• Your objective: What is the number of lines in the data that include the string "relationship"? Give it by itself.

• Stored items from a collection:

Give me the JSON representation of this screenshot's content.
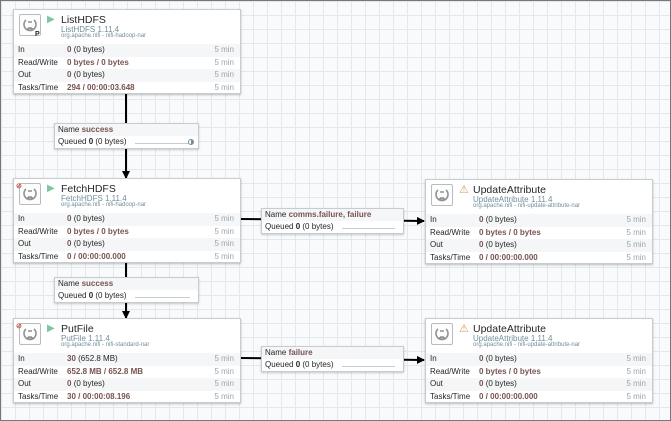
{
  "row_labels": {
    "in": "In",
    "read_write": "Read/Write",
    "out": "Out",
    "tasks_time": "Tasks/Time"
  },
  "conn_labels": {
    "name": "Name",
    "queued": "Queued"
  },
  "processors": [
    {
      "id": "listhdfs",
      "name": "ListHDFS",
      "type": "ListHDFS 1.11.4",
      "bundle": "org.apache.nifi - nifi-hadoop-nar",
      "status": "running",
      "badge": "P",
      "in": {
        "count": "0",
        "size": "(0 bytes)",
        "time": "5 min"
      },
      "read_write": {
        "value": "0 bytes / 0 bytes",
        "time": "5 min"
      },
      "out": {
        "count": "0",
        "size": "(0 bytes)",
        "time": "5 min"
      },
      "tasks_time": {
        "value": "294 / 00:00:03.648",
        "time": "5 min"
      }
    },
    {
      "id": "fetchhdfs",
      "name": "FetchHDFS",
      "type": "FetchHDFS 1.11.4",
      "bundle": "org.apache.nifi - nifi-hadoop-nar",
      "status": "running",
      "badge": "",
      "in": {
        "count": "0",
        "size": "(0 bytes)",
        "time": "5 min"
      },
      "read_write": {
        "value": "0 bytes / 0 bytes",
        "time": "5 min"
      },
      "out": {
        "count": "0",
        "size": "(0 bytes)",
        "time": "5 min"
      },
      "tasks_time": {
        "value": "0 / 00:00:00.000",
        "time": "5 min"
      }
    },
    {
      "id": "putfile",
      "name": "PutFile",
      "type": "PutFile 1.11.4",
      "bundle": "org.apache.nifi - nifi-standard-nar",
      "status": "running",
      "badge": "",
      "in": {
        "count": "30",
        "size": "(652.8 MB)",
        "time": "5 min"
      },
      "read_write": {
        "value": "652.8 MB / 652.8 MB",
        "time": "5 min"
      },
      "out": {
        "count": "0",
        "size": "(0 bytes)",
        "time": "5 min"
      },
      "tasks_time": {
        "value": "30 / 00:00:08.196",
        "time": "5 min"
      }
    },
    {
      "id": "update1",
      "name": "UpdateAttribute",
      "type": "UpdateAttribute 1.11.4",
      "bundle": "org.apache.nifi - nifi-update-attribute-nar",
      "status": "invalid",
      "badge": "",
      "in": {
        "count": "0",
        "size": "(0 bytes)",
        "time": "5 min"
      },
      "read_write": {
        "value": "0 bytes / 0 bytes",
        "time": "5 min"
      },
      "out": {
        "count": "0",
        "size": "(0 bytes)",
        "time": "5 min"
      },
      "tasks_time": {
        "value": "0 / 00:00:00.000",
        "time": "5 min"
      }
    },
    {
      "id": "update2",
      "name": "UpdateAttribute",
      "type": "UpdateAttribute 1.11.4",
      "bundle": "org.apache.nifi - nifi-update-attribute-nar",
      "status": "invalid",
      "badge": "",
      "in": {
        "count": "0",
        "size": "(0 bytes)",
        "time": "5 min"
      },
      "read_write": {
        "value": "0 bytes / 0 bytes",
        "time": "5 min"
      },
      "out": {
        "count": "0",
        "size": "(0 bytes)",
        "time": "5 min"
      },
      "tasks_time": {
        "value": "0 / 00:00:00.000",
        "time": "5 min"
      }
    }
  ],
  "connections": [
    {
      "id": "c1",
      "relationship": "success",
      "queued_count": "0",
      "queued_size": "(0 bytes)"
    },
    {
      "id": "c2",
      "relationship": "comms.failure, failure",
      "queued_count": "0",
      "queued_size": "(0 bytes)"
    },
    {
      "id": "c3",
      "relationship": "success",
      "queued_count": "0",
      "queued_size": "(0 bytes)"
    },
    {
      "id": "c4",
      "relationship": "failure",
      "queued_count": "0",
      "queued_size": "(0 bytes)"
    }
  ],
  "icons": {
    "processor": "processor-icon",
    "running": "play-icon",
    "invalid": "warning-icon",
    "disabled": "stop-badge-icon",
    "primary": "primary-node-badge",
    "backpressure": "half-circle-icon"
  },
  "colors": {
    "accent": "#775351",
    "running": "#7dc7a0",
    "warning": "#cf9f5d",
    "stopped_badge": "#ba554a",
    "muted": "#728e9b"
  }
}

• Your solution: 4